━━━━━ DATA SUPPLIED

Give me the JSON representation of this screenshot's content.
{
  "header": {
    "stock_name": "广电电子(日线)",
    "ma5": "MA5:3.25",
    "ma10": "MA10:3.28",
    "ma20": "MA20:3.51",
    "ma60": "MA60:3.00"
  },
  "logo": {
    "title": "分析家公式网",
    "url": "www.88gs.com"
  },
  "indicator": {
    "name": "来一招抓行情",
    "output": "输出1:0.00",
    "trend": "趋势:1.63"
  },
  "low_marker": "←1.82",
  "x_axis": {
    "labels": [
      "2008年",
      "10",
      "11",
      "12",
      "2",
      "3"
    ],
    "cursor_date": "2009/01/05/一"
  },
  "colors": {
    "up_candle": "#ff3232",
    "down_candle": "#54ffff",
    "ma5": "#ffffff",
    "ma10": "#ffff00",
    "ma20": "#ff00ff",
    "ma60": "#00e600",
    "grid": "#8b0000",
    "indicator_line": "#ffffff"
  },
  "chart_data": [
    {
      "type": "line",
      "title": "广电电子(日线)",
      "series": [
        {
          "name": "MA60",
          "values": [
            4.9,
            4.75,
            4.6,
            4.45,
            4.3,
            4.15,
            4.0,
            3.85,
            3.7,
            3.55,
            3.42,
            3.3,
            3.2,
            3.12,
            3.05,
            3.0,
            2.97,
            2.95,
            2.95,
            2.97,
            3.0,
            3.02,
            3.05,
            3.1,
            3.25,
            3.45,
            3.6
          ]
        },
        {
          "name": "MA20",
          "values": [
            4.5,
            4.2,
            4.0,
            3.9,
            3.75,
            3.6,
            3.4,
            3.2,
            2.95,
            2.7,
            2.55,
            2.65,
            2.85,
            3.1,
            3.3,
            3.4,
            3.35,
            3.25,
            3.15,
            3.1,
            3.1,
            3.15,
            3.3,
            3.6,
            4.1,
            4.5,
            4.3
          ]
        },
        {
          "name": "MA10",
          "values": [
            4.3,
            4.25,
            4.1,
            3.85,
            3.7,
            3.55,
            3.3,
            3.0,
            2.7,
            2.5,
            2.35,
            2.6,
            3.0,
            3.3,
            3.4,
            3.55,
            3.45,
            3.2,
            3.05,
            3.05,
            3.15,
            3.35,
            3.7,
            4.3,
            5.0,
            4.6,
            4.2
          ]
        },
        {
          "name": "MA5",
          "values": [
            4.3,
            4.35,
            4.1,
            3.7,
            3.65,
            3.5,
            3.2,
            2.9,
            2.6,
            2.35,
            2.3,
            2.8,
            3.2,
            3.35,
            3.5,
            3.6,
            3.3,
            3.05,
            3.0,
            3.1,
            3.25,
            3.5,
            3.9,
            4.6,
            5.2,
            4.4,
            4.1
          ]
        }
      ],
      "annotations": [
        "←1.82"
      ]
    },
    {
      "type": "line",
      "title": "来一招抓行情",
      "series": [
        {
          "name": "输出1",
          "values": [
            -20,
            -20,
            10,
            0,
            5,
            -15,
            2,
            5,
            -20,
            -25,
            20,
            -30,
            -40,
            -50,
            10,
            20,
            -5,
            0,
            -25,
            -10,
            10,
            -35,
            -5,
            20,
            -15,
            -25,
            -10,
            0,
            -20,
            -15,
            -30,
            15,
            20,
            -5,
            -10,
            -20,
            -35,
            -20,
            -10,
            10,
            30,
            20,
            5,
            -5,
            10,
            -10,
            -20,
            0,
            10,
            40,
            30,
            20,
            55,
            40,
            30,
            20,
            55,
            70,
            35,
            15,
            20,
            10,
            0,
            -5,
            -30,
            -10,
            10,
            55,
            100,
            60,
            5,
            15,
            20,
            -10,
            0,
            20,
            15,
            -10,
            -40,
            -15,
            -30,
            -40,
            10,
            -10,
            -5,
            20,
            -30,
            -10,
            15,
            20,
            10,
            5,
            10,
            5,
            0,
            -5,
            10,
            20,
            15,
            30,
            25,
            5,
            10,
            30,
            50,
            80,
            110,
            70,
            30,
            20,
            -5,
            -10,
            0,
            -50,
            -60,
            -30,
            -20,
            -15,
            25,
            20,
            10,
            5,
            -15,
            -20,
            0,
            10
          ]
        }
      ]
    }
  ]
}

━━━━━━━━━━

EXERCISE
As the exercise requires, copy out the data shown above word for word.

EXERCISE ANSWER
Give me the JSON representation of this screenshot's content.
{
  "header": {
    "stock_name": "广电电子(日线)",
    "ma5": "MA5:3.25",
    "ma10": "MA10:3.28",
    "ma20": "MA20:3.51",
    "ma60": "MA60:3.00"
  },
  "logo": {
    "title": "分析家公式网",
    "url": "www.88gs.com"
  },
  "indicator": {
    "name": "来一招抓行情",
    "output": "输出1:0.00",
    "trend": "趋势:1.63"
  },
  "low_marker": "←1.82",
  "x_axis": {
    "labels": [
      "2008年",
      "10",
      "11",
      "12",
      "2",
      "3"
    ],
    "cursor_date": "2009/01/05/一"
  },
  "colors": {
    "up_candle": "#ff3232",
    "down_candle": "#54ffff",
    "ma5": "#ffffff",
    "ma10": "#ffff00",
    "ma20": "#ff00ff",
    "ma60": "#00e600",
    "grid": "#8b0000",
    "indicator_line": "#ffffff"
  },
  "chart_data": [
    {
      "type": "line",
      "title": "广电电子(日线)",
      "series": [
        {
          "name": "MA60",
          "values": [
            4.9,
            4.75,
            4.6,
            4.45,
            4.3,
            4.15,
            4.0,
            3.85,
            3.7,
            3.55,
            3.42,
            3.3,
            3.2,
            3.12,
            3.05,
            3.0,
            2.97,
            2.95,
            2.95,
            2.97,
            3.0,
            3.02,
            3.05,
            3.1,
            3.25,
            3.45,
            3.6
          ]
        },
        {
          "name": "MA20",
          "values": [
            4.5,
            4.2,
            4.0,
            3.9,
            3.75,
            3.6,
            3.4,
            3.2,
            2.95,
            2.7,
            2.55,
            2.65,
            2.85,
            3.1,
            3.3,
            3.4,
            3.35,
            3.25,
            3.15,
            3.1,
            3.1,
            3.15,
            3.3,
            3.6,
            4.1,
            4.5,
            4.3
          ]
        },
        {
          "name": "MA10",
          "values": [
            4.3,
            4.25,
            4.1,
            3.85,
            3.7,
            3.55,
            3.3,
            3.0,
            2.7,
            2.5,
            2.35,
            2.6,
            3.0,
            3.3,
            3.4,
            3.55,
            3.45,
            3.2,
            3.05,
            3.05,
            3.15,
            3.35,
            3.7,
            4.3,
            5.0,
            4.6,
            4.2
          ]
        },
        {
          "name": "MA5",
          "values": [
            4.3,
            4.35,
            4.1,
            3.7,
            3.65,
            3.5,
            3.2,
            2.9,
            2.6,
            2.35,
            2.3,
            2.8,
            3.2,
            3.35,
            3.5,
            3.6,
            3.3,
            3.05,
            3.0,
            3.1,
            3.25,
            3.5,
            3.9,
            4.6,
            5.2,
            4.4,
            4.1
          ]
        }
      ],
      "annotations": [
        "←1.82"
      ]
    },
    {
      "type": "line",
      "title": "来一招抓行情",
      "series": [
        {
          "name": "输出1",
          "values": [
            -20,
            -20,
            10,
            0,
            5,
            -15,
            2,
            5,
            -20,
            -25,
            20,
            -30,
            -40,
            -50,
            10,
            20,
            -5,
            0,
            -25,
            -10,
            10,
            -35,
            -5,
            20,
            -15,
            -25,
            -10,
            0,
            -20,
            -15,
            -30,
            15,
            20,
            -5,
            -10,
            -20,
            -35,
            -20,
            -10,
            10,
            30,
            20,
            5,
            -5,
            10,
            -10,
            -20,
            0,
            10,
            40,
            30,
            20,
            55,
            40,
            30,
            20,
            55,
            70,
            35,
            15,
            20,
            10,
            0,
            -5,
            -30,
            -10,
            10,
            55,
            100,
            60,
            5,
            15,
            20,
            -10,
            0,
            20,
            15,
            -10,
            -40,
            -15,
            -30,
            -40,
            10,
            -10,
            -5,
            20,
            -30,
            -10,
            15,
            20,
            10,
            5,
            10,
            5,
            0,
            -5,
            10,
            20,
            15,
            30,
            25,
            5,
            10,
            30,
            50,
            80,
            110,
            70,
            30,
            20,
            -5,
            -10,
            0,
            -50,
            -60,
            -30,
            -20,
            -15,
            25,
            20,
            10,
            5,
            -15,
            -20,
            0,
            10
          ]
        }
      ]
    }
  ]
}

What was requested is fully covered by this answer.